  │ │ ├─┬ has-ansi@2.0.0 
  │ │ │ └── ansi-regex@2.0.0 
  │ │ ├── strip-ansi@3.0.1 
  │ │ └── supports-color@2.0.0 
  │ ├─┬ commander@2.9.0 
  │ │ └── graceful-readlink@1.0.1 
  │ ├─┬ is-my-json-valid@2.13.1 
  │ │ ├── generate-function@2.0.0 
  │ │ ├─┬ generate-object-property@1.2.0 
  │ │ │ └── is-property@1.0.2 
  │ │ ├── jsonpointer@2.0.0 
  │ │ └── xtend@4.0.1 
  │ └─┬ pinkie-promise@2.0.0 
  │   └── pinkie@2.0.4 
  ├─┬ hawk@3.1.3 
  │ ├── boom@2.10.1 
  │ ├── cryptiles@2.0.5 
  │ ├── hoek@2.16.3 
  │ └── sntp@1.0.9 
  ├─┬ http-signature@1.1.1 
  │ ├── assert-plus@0.2.0 
  │ ├─┬ jsprim@1.2.2 
  │ │ ├── extsprintf@1.0.2 
  │ │ ├── json-schema@0.2.2 
  │ │ └── verror@1.3.6 
  │ └─┬ sshpk@1.7.4 
  │   ├── asn1@0.2.3 
  │   ├─┬ dashdash@1.13.0 
  │   │ └── assert-plus@1.0.0 
  │   ├── ecc-jsbn@0.1.1 
  │   ├── jodid25519@1.0.2 
  │   ├── jsbn@0.1.0 
  │   └── tweetnacl@0.14.1 
  ├── is-typedarray@1.0.0 
  ├── isstream@0.1.2 
  ├── json-stringify-safe@5.0.1 
  ├─┬ mime-types@2.1.10 
  │ └── mime-db@1.22.0 
  ├── node-uuid@1.4.7 
  ├── oauth-sign@0.8.1 
  ├── qs@6.0.2 
  ├── stringstream@0.0.5 
  ├── tough-cookie@2.2.1 
  └── tunnel-agent@0.4.2

Imagine if these were Go packages and each one was BSD licensed. That’s a lot of copyright notices to include, and I wouldn’t be surprised if you didn’t include all of them!

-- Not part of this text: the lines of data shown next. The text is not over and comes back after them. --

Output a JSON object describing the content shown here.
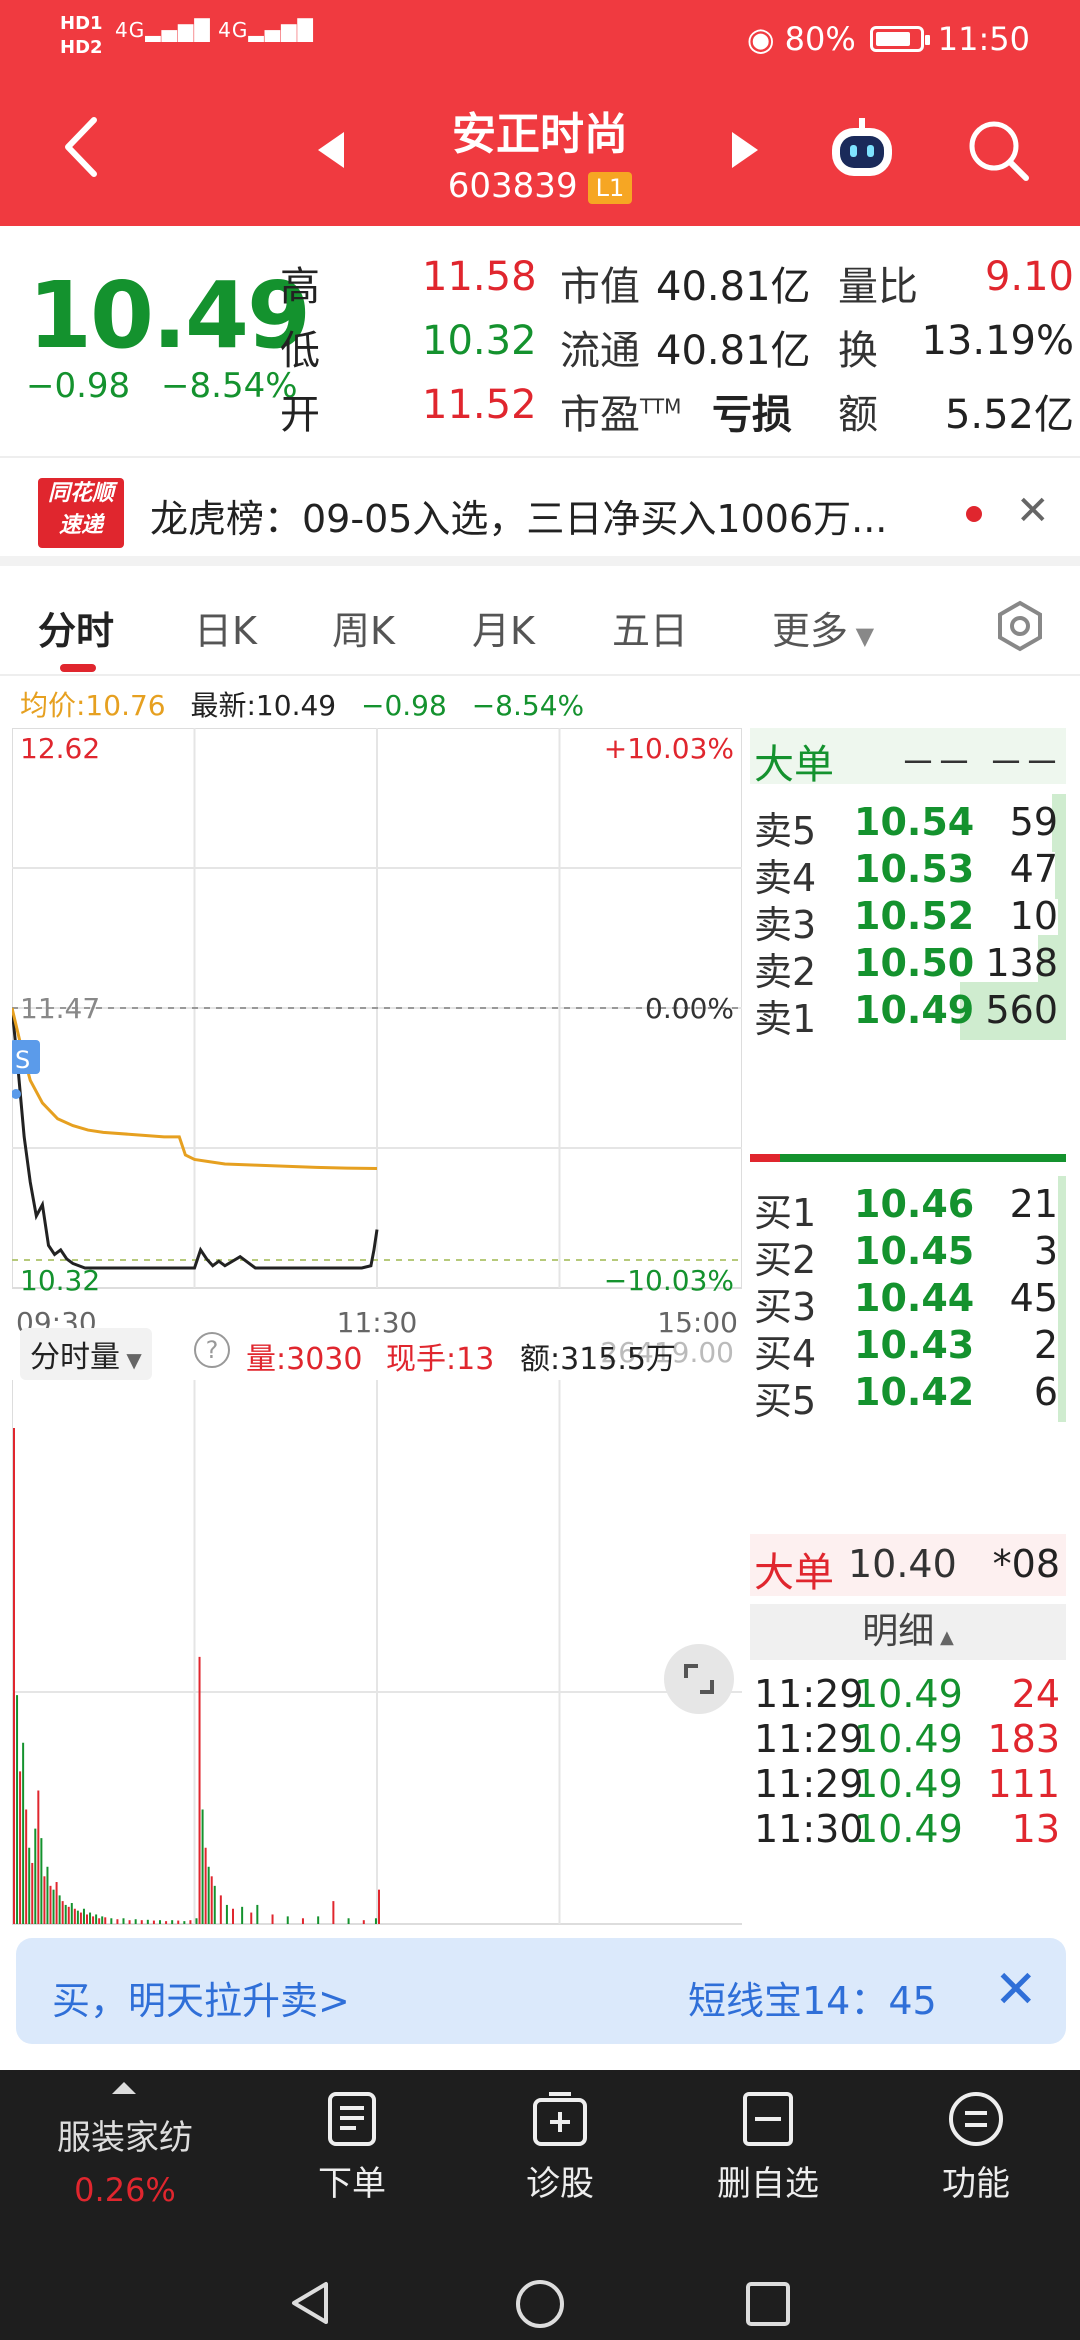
{
  "status_bar": {
    "hd1": "HD1",
    "hd2": "HD2",
    "signal1": "4G",
    "signal2": "4G",
    "battery_pct": "80%",
    "time": "11:50",
    "battery_level": 0.8
  },
  "header": {
    "name": "安正时尚",
    "code": "603839",
    "level": "L1"
  },
  "quote": {
    "last": "10.49",
    "change": "−0.98",
    "change_pct": "−8.54%",
    "high_label": "高",
    "high": "11.58",
    "low_label": "低",
    "low": "10.32",
    "open_label": "开",
    "open": "11.52",
    "mktcap_label": "市值",
    "mktcap": "40.81亿",
    "float_label": "流通",
    "float": "40.81亿",
    "pe_label": "市盈",
    "pe_sup": "TTM",
    "pe": "亏损",
    "volratio_label": "量比",
    "volratio": "9.10",
    "turnover_label": "换",
    "turnover": "13.19%",
    "amount_label": "额",
    "amount": "5.52亿"
  },
  "alert": {
    "logo_top": "同花顺",
    "logo_bottom": "速递",
    "text": "龙虎榜：09-05入选，三日净买入1006万..."
  },
  "tabs": [
    "分时",
    "日K",
    "周K",
    "月K",
    "五日",
    "更多"
  ],
  "infoline": {
    "avg_label": "均价:10.76",
    "latest_label": "最新:10.49",
    "chg": "−0.98",
    "pct": "−8.54%"
  },
  "chart_data": {
    "type": "line",
    "title": "",
    "x_ticks": [
      "09:30",
      "11:30",
      "15:00"
    ],
    "y_max": "12.62",
    "y_min": "10.32",
    "y_ref": "11.47",
    "pct_max": "+10.03%",
    "pct_ref": "0.00%",
    "pct_min": "−10.03%",
    "ylim": [
      10.32,
      12.62
    ],
    "marker": "S",
    "series": [
      {
        "name": "",
        "color": "#222222",
        "x": [
          0,
          2,
          4,
          6,
          8,
          10,
          12,
          14,
          16,
          18,
          20,
          22,
          24,
          26,
          28,
          30,
          35,
          40,
          45,
          50,
          55,
          60,
          62,
          64,
          66,
          68,
          70,
          75,
          80,
          85,
          90,
          95,
          100,
          105,
          110,
          115,
          118,
          119,
          120
        ],
        "y": [
          11.47,
          11.2,
          10.9,
          10.7,
          10.55,
          10.6,
          10.42,
          10.38,
          10.4,
          10.36,
          10.34,
          10.33,
          10.32,
          10.32,
          10.32,
          10.32,
          10.32,
          10.32,
          10.32,
          10.32,
          10.32,
          10.32,
          10.4,
          10.36,
          10.33,
          10.35,
          10.33,
          10.37,
          10.32,
          10.32,
          10.32,
          10.32,
          10.32,
          10.32,
          10.32,
          10.32,
          10.33,
          10.4,
          10.49
        ]
      },
      {
        "name": "",
        "color": "#e6a020",
        "x": [
          0,
          3,
          6,
          10,
          15,
          20,
          25,
          30,
          40,
          50,
          55,
          57,
          60,
          65,
          70,
          80,
          90,
          100,
          110,
          120
        ],
        "y": [
          11.47,
          11.3,
          11.15,
          11.05,
          10.98,
          10.95,
          10.93,
          10.92,
          10.91,
          10.9,
          10.9,
          10.82,
          10.8,
          10.79,
          10.78,
          10.775,
          10.77,
          10.765,
          10.762,
          10.76
        ]
      }
    ],
    "volume": {
      "label": "分时量",
      "vol": "量:3030",
      "cur": "现手:13",
      "amt": "额:315.5万",
      "max": "26419.00",
      "x": [
        0,
        1,
        2,
        3,
        4,
        5,
        6,
        7,
        8,
        9,
        10,
        11,
        12,
        13,
        14,
        15,
        16,
        17,
        18,
        19,
        20,
        21,
        22,
        23,
        24,
        25,
        26,
        27,
        28,
        29,
        30,
        32,
        34,
        36,
        38,
        40,
        42,
        44,
        46,
        48,
        50,
        52,
        54,
        56,
        58,
        60,
        61,
        62,
        63,
        64,
        65,
        66,
        68,
        70,
        72,
        75,
        78,
        80,
        85,
        90,
        95,
        100,
        105,
        110,
        115,
        119,
        120
      ],
      "values": [
        26000,
        12000,
        8000,
        9500,
        6000,
        4000,
        3200,
        5000,
        7000,
        4500,
        2500,
        3000,
        2000,
        1800,
        2200,
        1500,
        1200,
        1000,
        900,
        1100,
        800,
        700,
        600,
        800,
        500,
        600,
        400,
        500,
        300,
        400,
        350,
        300,
        250,
        300,
        200,
        250,
        200,
        220,
        180,
        200,
        150,
        200,
        180,
        150,
        200,
        300,
        14000,
        6000,
        4000,
        3000,
        2500,
        2000,
        1500,
        1000,
        800,
        900,
        600,
        1000,
        500,
        400,
        300,
        400,
        1200,
        300,
        200,
        300,
        1800
      ],
      "colors_up": [
        1,
        0,
        1,
        0,
        1,
        0,
        1,
        0,
        1,
        0,
        1,
        0,
        1,
        0,
        1,
        0,
        1,
        0,
        1,
        0,
        1,
        0,
        1,
        0,
        1,
        0,
        1,
        0,
        1,
        0,
        1,
        0,
        1,
        0,
        1,
        0,
        1,
        0,
        1,
        0,
        1,
        0,
        1,
        0,
        1,
        0,
        1,
        0,
        1,
        0,
        1,
        0,
        1,
        0,
        1,
        0,
        1,
        0,
        1,
        0,
        1,
        0,
        1,
        0,
        1,
        0,
        1
      ],
      "ylim": [
        0,
        26419
      ]
    }
  },
  "orderbook": {
    "big_label": "大单",
    "big_a": "－－",
    "big_b": "－－",
    "asks": [
      {
        "l": "卖5",
        "p": "10.54",
        "v": "59",
        "share": 0.05
      },
      {
        "l": "卖4",
        "p": "10.53",
        "v": "47",
        "share": 0.04
      },
      {
        "l": "卖3",
        "p": "10.52",
        "v": "10",
        "share": 0.01
      },
      {
        "l": "卖2",
        "p": "10.50",
        "v": "138",
        "share": 0.1
      },
      {
        "l": "卖1",
        "p": "10.49",
        "v": "560",
        "share": 0.38
      }
    ],
    "bids": [
      {
        "l": "买1",
        "p": "10.46",
        "v": "21",
        "share": 0.02
      },
      {
        "l": "买2",
        "p": "10.45",
        "v": "3",
        "share": 0.01
      },
      {
        "l": "买3",
        "p": "10.44",
        "v": "45",
        "share": 0.03
      },
      {
        "l": "买4",
        "p": "10.43",
        "v": "2",
        "share": 0.01
      },
      {
        "l": "买5",
        "p": "10.42",
        "v": "6",
        "share": 0.01
      }
    ],
    "big2_label": "大单",
    "big2_price": "10.40",
    "big2_vol": "*08",
    "detail_label": "明细",
    "trades": [
      {
        "t": "11:29",
        "p": "10.49",
        "v": "24"
      },
      {
        "t": "11:29",
        "p": "10.49",
        "v": "183"
      },
      {
        "t": "11:29",
        "p": "10.49",
        "v": "111"
      },
      {
        "t": "11:30",
        "p": "10.49",
        "v": "13"
      }
    ]
  },
  "promo": {
    "left": "买，明天拉升卖>",
    "right": "短线宝14：45"
  },
  "bottom": {
    "sector": "服装家纺",
    "sector_chg": "0.26%",
    "items": [
      "下单",
      "诊股",
      "删自选",
      "功能"
    ]
  }
}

I noticed that some Go projects don’t list the licenses of their dependencies. That makes it really hard for people to build and distribute binaries. Getting dependencies for a project may be as easy as running go get, and building a binary is another go build after that, but distributing that binary isn’t going to be as easy if any of those external packages use the BSD license and we don’t realize it.

I propose that each repository should include a full list of licenses and copyright notices based on what is used to generate a binary. It’s not that hard to do, makes things a lot better for downstream users, and gives people the credit they want.